Wednesday, December 21, 2005

Open Letter Concerning Court's Decision in Dover

In light of Judge John E. Jones III's ruling against intelligent design in the Kitzmiller v. Dover trial, I released this letter sharing my views on the court's decision.

Decision in Dover: Why the Courts got it Wrong

Dear Friends,

After six long weeks in court and after a month and a half of waiting, the now-famous “Dover trial” is finally over. Just a few minutes past 11:00 am EST, Judge John E. Jones III ruled against the Dover Area School District and against intelligent design in general in the landmark trial Kitzmiller et al. v. Dover Area School District et al. Due to a recent loss in the November elections, Dover Area School District will not appeal this case.

In his decision, Jones writes,

The citizens of the Dover area were poorly served by the members of the Board who voted for the ID Policy. It is ironic that several of these individuals, who so staunchly and proudly touted their religious convictions in public, would time and again lie to cover their tracks and disguise the real purpose behind the ID Policy.

In that statement, Jones, despite being a federal judge, has demonstrated his ignorance of American law and past precedents. He rules that the intelligent design statement of the Dover Area School District violates the United States Constitution. Yet, he ruled based upon the purpose for adopting the ID policy at Dover. Jones did not rule based upon the merits of intelligent design as a science nor upon the validity of the statement being read in Dover’s science classes. Rather, he ruled based upon the purpose for adopting the statement.

Jones goes even further by making a statement concerning intelligent design in general by adding,

Our conclusion today is that it is unconstitutional to teach ID as an alternative to evolution in a public school science classroom.

The “intelligent design statement” read in biology classes in the Dover Area School District informed students that evolution was not a fact and that intelligent design was another theory different from evolution. The statement did not advocate one theory over another, but instead asked students to “keep an open mind.”

Advocates of intelligent design, according to Jones, “have bona fide and deeply held beliefs which drive their scholarly endeavors.” Never mind if their “scholarly endeavors” might actually be correct, what this court worries about is “deeply held beliefs” and who has permission to hold them.

Jones’ ruling on Kitzmiller v. Dover says nothing about the validity or status of intelligent design as a science. It says a great deal about Jones’ personal philosophies and his lack of understanding concerning both design theory and American law.

As a student who has not only been involved but greatly affected by evolution/design controversy, I am very disappointed in Jones’ ruling. He complained about board members lying as to their motivation, yet he, in issuing this ruling, has allowed for educators to continually lie to students concerning the so-called validity of evolution.
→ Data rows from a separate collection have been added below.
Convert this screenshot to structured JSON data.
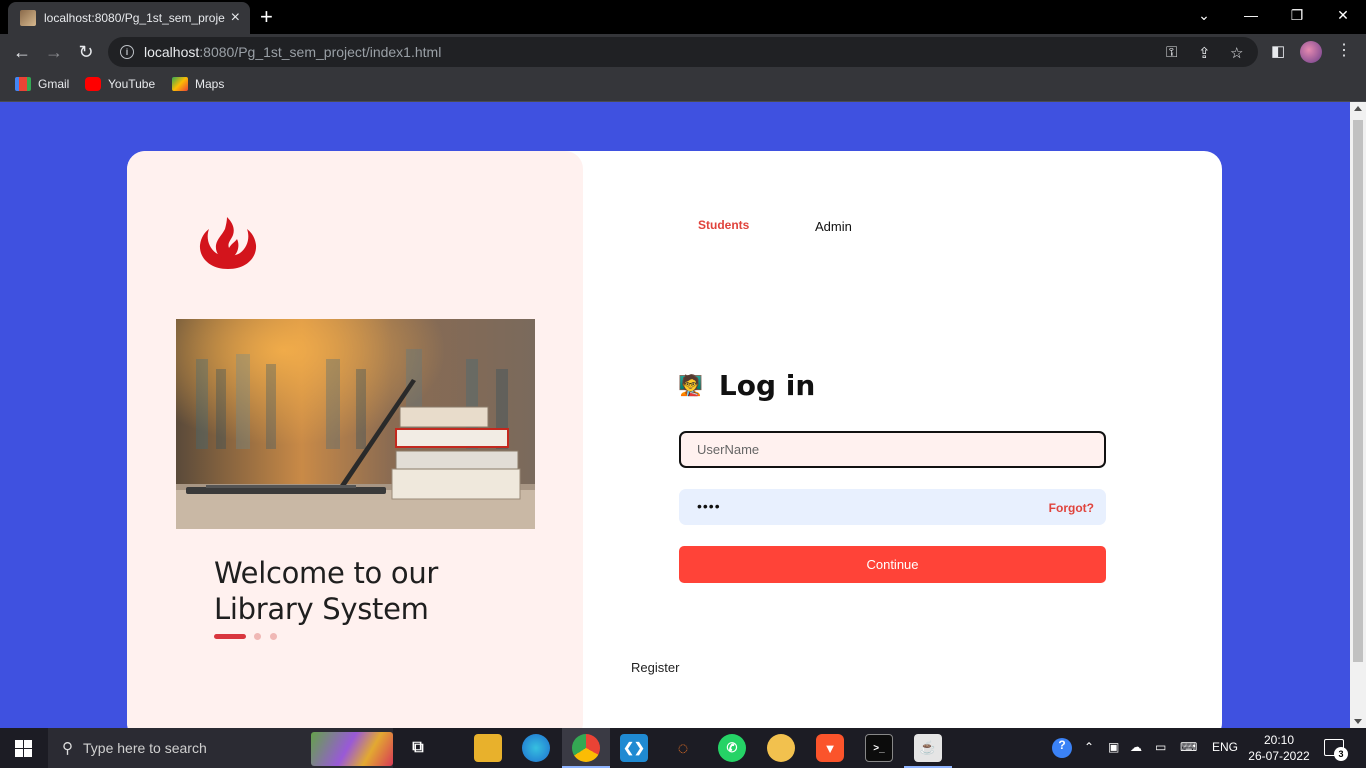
{
  "browser": {
    "tab_title": "localhost:8080/Pg_1st_sem_proje",
    "url_host": "localhost",
    "url_rest": ":8080/Pg_1st_sem_project/index1.html"
  },
  "bookmarks": [
    {
      "label": "Gmail",
      "icon": "gmail-icon"
    },
    {
      "label": "YouTube",
      "icon": "youtube-icon"
    },
    {
      "label": "Maps",
      "icon": "maps-icon"
    }
  ],
  "page": {
    "background_color": "#3f51e0",
    "welcome_line1": "Welcome to our",
    "welcome_line2": "Library System",
    "tabs": {
      "students": "Students",
      "admin": "Admin",
      "active": "Students"
    },
    "login_emoji": "🧑‍🏫",
    "login_title": "Log in",
    "username_placeholder": "UserName",
    "password_masked": "••••",
    "forgot_label": "Forgot?",
    "continue_label": "Continue",
    "register_label": "Register",
    "accent_color": "#ff4338",
    "carousel": {
      "slides": 3,
      "active": 1
    }
  },
  "taskbar": {
    "search_placeholder": "Type here to search",
    "language": "ENG",
    "time": "20:10",
    "date": "26-07-2022",
    "notification_count": "3"
  }
}
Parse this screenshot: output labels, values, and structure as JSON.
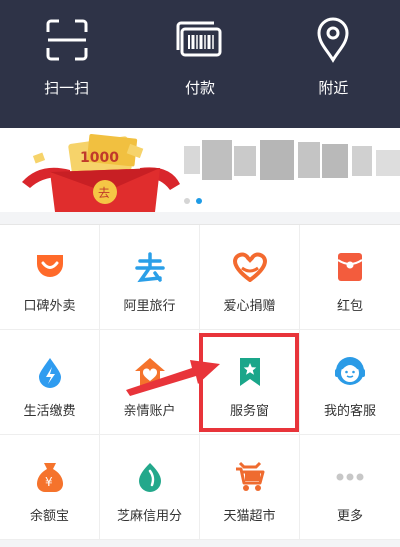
{
  "top_actions": [
    {
      "label": "扫一扫",
      "icon": "scan-icon"
    },
    {
      "label": "付款",
      "icon": "barcode-pay-icon"
    },
    {
      "label": "附近",
      "icon": "location-pin-icon"
    }
  ],
  "banner": {
    "promo_text": "1000",
    "envelope_char": "去",
    "active_slide": 1,
    "slide_count": 2
  },
  "grid": [
    {
      "label": "口碑外卖",
      "icon": "koubei-takeout-icon",
      "color": "#ff6a2a"
    },
    {
      "label": "阿里旅行",
      "icon": "ali-travel-icon",
      "color": "#2a9fe8"
    },
    {
      "label": "爱心捐赠",
      "icon": "heart-donate-icon",
      "color": "#f36a2f"
    },
    {
      "label": "红包",
      "icon": "red-envelope-icon",
      "color": "#f35c3d"
    },
    {
      "label": "生活缴费",
      "icon": "utility-bill-icon",
      "color": "#2f9cf0"
    },
    {
      "label": "亲情账户",
      "icon": "family-account-icon",
      "color": "#f5732c"
    },
    {
      "label": "服务窗",
      "icon": "service-window-icon",
      "color": "#1aa68a"
    },
    {
      "label": "我的客服",
      "icon": "customer-service-icon",
      "color": "#2b9be6"
    },
    {
      "label": "余额宝",
      "icon": "yuebao-icon",
      "color": "#f5732c"
    },
    {
      "label": "芝麻信用分",
      "icon": "sesame-credit-icon",
      "color": "#23a88b"
    },
    {
      "label": "天猫超市",
      "icon": "tmall-market-icon",
      "color": "#ef6b2f"
    },
    {
      "label": "更多",
      "icon": "more-icon",
      "color": "#c7c7c7"
    }
  ],
  "colors": {
    "topbar_bg": "#2e3347",
    "annotation_red": "#e8343a",
    "slide_dot_active": "#1e9be6"
  }
}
Jones has succeeded in doing nothing less than paving the way for academic tyranny and dishonesty and I am most disappointed.

I close with one more quote from Jones himself:

Those who disagree with our holding will likely mark it as the product of an activist judge. If so, they will have erred as this is manifestly not an activist Court. Rather, this case came to us as the result of the activism of an ill-informed faction on a school board, aided by a national public interest law firm eager to find a constitutional test case on ID, who in combination drove the Board to adopt an imprudent and ultimately unconstitutional policy. The breathtaking inanity of the Board's decision is evident when considered against the factual backdrop which has not been fully revealed through this trial. The students, parents, and teachers of the Dover Area School District deserved better than to be dragged into this legal maelstrom, with its resulting utter waste of monetary and personal resources.

With all due respect to Judge Jones, I do not disagree with his court on the grounds that he is an “activist judge.” I disagree with his court on the grounds that he has demonstrated poorly to be any judge at all, activist or not. He cannot decipher between the facts and one’s motivations. He demonstrates a poor understanding of the Establishment Clause of the United States Constitution.

While Jones writes that the “Plaintiffs' scientific experts testified that the theory of evolution represents good science,” he makes no mention as to the science behind evolution or the lack of science behind design. Despite six weeks of testimony, I doubt that Judge Jones could explain any of the science that was presented in his courthouse.

Finally, Judge Jones is right in saying that “the students, parents, and teachers of the Dover Area School District deserved better….” They deserve an honest education and an honest ruling. They didn’t receive the latter and they are now being denied the former.

My heart grieves for the students who have now lost their academic freedom. Make no mistake, this ruling will not hinder or slow the intelligent design movement, but spur it on full speed.


Samuel S. Chen